  13. I just read the comments. I'm so happy to see your hubby comment about the matching underwear! Glad to see it wasn't wasted, and there's no guilt from him.


  15. Granny pimping. *snigger* Awesome.

    On the sewing front, you could do worse than to pick up a copy of "Sew What Skirts" by Rebecca DenHartog ( I think that's her name.) It's awesome and you will pretty much never need another pattern for a skirt. Well, an a-line skirt anyway!

  16. Hello! Love the idea of your pledge. Here's another reason coming from the inside of the "industry". To create the $28 t-shirt that is purchased at many stores, the designer has to work like a dog (50 hour weeks) cranking out artwork so the buyers have plenty of things to choose from. Then it goes into production in some form of overseas sweatshop. But the sweatshops start here in the design rooms.

  17. I want to say something intelligent, but all I can come up with is: I am so impressed. Thanks for sharing your journey. I am inspired.

  18. why would you not wear skinny jeans when you look so hot in them?! Looking awesome, I say, you are inspiration.

  19. I love the cowboy boots- I too vowed NEVER to wear skinny jeans- I pretty much wear them everyday in winter tucked into boots. I love the cowboy boots I think you look fabulous!!!

    I would be so hopeless at this challenge such is my love of clothes shopping however, my pleadge has been differnt- I have pledged- to myslef- never publicly- although here I am writing it on the internet- that i will not longer buy cheap crap clothing from cheap crap womens clothign stores- you know the ones... I guess my pledge is to go back to quality not quantity.

  20. Great post. Too much to comment on so hope you don't mind if I just let it swirl around some more in my head and leave it at "Great post."

    Oh, and "Zippers are not that bad! You can do it!"

  21. Great post Gina. Personally I love your outfit... especially that awesome yo you scarf that you made. Gorgeous.
    Thanks for reminding me how rich I am... so very very important to always keep in mind.

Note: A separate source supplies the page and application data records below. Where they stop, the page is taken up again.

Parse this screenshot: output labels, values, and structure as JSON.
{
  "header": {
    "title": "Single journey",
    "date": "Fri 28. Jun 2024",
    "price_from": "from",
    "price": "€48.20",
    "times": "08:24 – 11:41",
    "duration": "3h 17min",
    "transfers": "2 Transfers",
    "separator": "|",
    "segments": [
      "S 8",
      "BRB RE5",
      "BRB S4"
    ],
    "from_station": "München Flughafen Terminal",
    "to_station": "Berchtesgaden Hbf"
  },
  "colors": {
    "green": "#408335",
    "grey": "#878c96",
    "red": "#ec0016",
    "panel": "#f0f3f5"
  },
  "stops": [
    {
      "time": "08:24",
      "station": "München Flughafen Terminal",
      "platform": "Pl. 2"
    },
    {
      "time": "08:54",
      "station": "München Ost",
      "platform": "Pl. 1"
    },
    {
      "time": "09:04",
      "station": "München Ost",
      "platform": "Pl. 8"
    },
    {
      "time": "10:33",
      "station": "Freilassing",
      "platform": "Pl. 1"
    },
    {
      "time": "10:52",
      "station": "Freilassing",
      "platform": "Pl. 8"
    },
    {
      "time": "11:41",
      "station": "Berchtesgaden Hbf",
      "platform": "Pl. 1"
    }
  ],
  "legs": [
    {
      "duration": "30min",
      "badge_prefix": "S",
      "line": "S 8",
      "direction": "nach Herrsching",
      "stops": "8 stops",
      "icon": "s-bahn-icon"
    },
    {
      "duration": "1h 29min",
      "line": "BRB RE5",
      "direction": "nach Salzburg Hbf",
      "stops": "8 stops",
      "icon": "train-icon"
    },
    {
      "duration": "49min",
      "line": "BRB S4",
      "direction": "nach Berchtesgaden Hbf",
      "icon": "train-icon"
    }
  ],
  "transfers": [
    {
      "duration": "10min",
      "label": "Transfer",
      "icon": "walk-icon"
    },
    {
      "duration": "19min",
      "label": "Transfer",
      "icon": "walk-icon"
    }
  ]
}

  22. I love that cardigan! And the whole outfit to be honest. I am with you on the "make some clothes" front. I have the fabric, I have the patterns now I just have to prioritise "me" in the sewing queue!

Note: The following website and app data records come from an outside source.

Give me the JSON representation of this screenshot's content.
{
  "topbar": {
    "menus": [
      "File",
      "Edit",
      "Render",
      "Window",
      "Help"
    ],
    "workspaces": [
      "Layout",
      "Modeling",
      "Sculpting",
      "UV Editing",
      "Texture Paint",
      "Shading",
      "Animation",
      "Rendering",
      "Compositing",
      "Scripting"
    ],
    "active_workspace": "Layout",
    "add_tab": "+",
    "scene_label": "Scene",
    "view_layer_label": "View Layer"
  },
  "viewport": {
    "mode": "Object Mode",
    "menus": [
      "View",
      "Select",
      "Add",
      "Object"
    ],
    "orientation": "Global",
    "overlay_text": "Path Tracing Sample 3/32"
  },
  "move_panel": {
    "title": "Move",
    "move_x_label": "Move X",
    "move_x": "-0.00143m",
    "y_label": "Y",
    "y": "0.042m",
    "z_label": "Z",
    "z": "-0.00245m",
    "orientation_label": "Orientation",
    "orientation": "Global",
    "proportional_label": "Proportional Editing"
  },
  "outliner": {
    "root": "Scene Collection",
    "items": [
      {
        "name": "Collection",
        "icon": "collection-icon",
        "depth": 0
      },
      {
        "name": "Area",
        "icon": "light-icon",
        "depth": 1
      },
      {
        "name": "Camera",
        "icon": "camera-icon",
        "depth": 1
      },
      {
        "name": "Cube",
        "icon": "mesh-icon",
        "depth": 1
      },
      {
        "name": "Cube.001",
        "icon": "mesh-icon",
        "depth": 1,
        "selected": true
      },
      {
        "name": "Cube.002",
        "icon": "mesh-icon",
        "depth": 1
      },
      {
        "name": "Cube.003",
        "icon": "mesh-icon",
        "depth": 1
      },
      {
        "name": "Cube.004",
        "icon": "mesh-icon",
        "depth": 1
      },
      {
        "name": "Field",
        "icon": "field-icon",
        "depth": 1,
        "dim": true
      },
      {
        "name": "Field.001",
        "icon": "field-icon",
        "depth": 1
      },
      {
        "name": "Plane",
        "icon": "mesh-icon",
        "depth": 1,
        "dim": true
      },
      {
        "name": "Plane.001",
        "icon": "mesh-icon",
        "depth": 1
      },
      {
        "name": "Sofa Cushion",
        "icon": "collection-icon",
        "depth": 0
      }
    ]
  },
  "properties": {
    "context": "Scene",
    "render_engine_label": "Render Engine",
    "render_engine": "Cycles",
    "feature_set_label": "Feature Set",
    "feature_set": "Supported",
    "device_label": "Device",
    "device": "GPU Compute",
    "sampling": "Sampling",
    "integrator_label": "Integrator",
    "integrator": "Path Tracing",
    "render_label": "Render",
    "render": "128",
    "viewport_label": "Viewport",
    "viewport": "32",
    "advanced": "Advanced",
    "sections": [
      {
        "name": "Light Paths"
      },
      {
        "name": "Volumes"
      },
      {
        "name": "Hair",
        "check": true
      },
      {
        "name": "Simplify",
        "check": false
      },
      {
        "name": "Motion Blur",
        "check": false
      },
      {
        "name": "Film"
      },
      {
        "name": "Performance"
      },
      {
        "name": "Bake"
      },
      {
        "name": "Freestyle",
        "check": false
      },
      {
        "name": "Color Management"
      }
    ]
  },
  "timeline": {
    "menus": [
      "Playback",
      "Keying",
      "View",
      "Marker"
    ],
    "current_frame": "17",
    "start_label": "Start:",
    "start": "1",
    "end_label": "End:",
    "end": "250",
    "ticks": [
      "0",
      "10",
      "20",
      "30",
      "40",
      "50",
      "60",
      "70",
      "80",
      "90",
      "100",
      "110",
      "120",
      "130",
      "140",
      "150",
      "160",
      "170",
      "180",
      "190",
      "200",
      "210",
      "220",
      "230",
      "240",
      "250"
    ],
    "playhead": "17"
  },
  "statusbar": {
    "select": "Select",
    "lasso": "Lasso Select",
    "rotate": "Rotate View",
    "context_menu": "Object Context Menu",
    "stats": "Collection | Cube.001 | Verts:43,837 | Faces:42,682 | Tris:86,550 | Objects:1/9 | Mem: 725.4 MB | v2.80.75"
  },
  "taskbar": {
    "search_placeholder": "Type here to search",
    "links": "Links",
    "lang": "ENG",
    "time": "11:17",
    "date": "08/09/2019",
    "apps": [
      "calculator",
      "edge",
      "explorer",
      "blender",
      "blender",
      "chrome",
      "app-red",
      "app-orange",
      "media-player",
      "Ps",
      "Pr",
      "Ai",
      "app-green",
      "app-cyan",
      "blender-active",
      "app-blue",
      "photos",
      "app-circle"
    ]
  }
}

    Massive high five for all you've achieved so far ;)

  23. Ooh, awkward... Here I was loving the outfit and realising I've thrown something quite similar together recently minus the fabulousness of your scarf, and then... Bettie White meets Snoop Dogg... Hmmm... Mayhap I should never leave the house again?

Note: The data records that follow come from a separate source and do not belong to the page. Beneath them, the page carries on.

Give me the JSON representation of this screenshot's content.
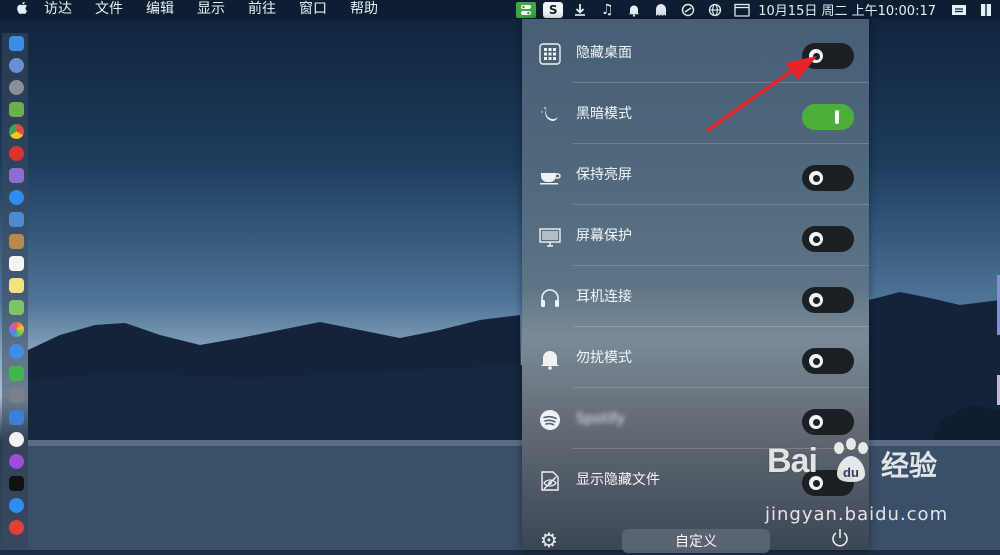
{
  "menubar": {
    "apple_icon": "apple-logo",
    "items": [
      "访达",
      "文件",
      "编辑",
      "显示",
      "前往",
      "窗口",
      "帮助"
    ],
    "clock": "10月15日 周二 上午10:00:17",
    "status_icons": [
      "control-center-icon",
      "s-app-icon",
      "download-icon",
      "music-note-icon",
      "bell-icon",
      "ghost-icon",
      "sync-icon",
      "globe-icon",
      "calendar-icon",
      "menu-equal-icon",
      "sidebar-icon"
    ]
  },
  "panel": {
    "rows": [
      {
        "label": "隐藏桌面",
        "icon": "grid-icon",
        "state": "off"
      },
      {
        "label": "黑暗模式",
        "icon": "moon-icon",
        "state": "on"
      },
      {
        "label": "保持亮屏",
        "icon": "coffee-cup-icon",
        "state": "off"
      },
      {
        "label": "屏幕保护",
        "icon": "monitor-icon",
        "state": "off"
      },
      {
        "label": "耳机连接",
        "icon": "headphones-icon",
        "state": "off"
      },
      {
        "label": "勿扰模式",
        "icon": "bell-icon",
        "state": "off"
      },
      {
        "label": "Spotify",
        "icon": "spotify-icon",
        "state": "off",
        "blurred": true
      },
      {
        "label": "显示隐藏文件",
        "icon": "eye-slash-icon",
        "state": "off"
      }
    ],
    "footer": {
      "custom_label": "自定义",
      "settings_icon": "gear-icon",
      "power_icon": "power-icon"
    }
  },
  "watermark": {
    "logo": "Bai",
    "logo_du": "du",
    "cn": "经验",
    "url": "jingyan.baidu.com"
  },
  "colors": {
    "toggle_on": "#4caf3a",
    "toggle_off": "#1c1f24",
    "arrow": "#e8232a",
    "menubar_bg": "#0d1e33"
  }
}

    No no! It must not be! The outfit is ultra-cool, the scarf sublime. Go granny-cardis too!

  24. hi, I liked the 1st outfit!

    congrats on the 3 months of buying nothing...

    necessity really is the mother of invention.

    keep inventing!

    Non Consumer Girl

  25. I would like to write some kind of insightful comment but a lack of sleep and serious baby brain currently make this impossible. So briefly I love 'granny punking' and good luck with the no new clothes pledge. Like you I have a wardrobe full of stuff, in varied pre-pregnancy, pregnancy and post pregnancy sizes, I'm currently building up the courage to do a really massive clear out and de clutter and get down to the bare clothing essentials.

  26. Love love LOVE this post. Thank you for opening up my eyes to a few bad habits I was picking up. This winter I've decided to remix my outfits with new handsewn stuff, and re-jigged older stuff. I hate the stuff in the stores at the moment, especially for larger girls like me. And I have so much fabric.

    For the record, I really like that outfit with the pink cardi!

  27. I LOVE this idea, and really admire your conviction for it. It is something that I would love to try, but know that I really need to start small. I like the idea of op-shops, but generally do really badly in them. Other people I know find amazing things, but when I go in it just looks like junk. I don't know if I go at the wrong times, or whether I need to try and develop my eye for seeing the good things. You have definitely started me thinking though!


“Three Rules of Work: Out of clutter find simplicity; From discord find harmony; In the middle of difficulty lies opportunity.”
~Albert Einstein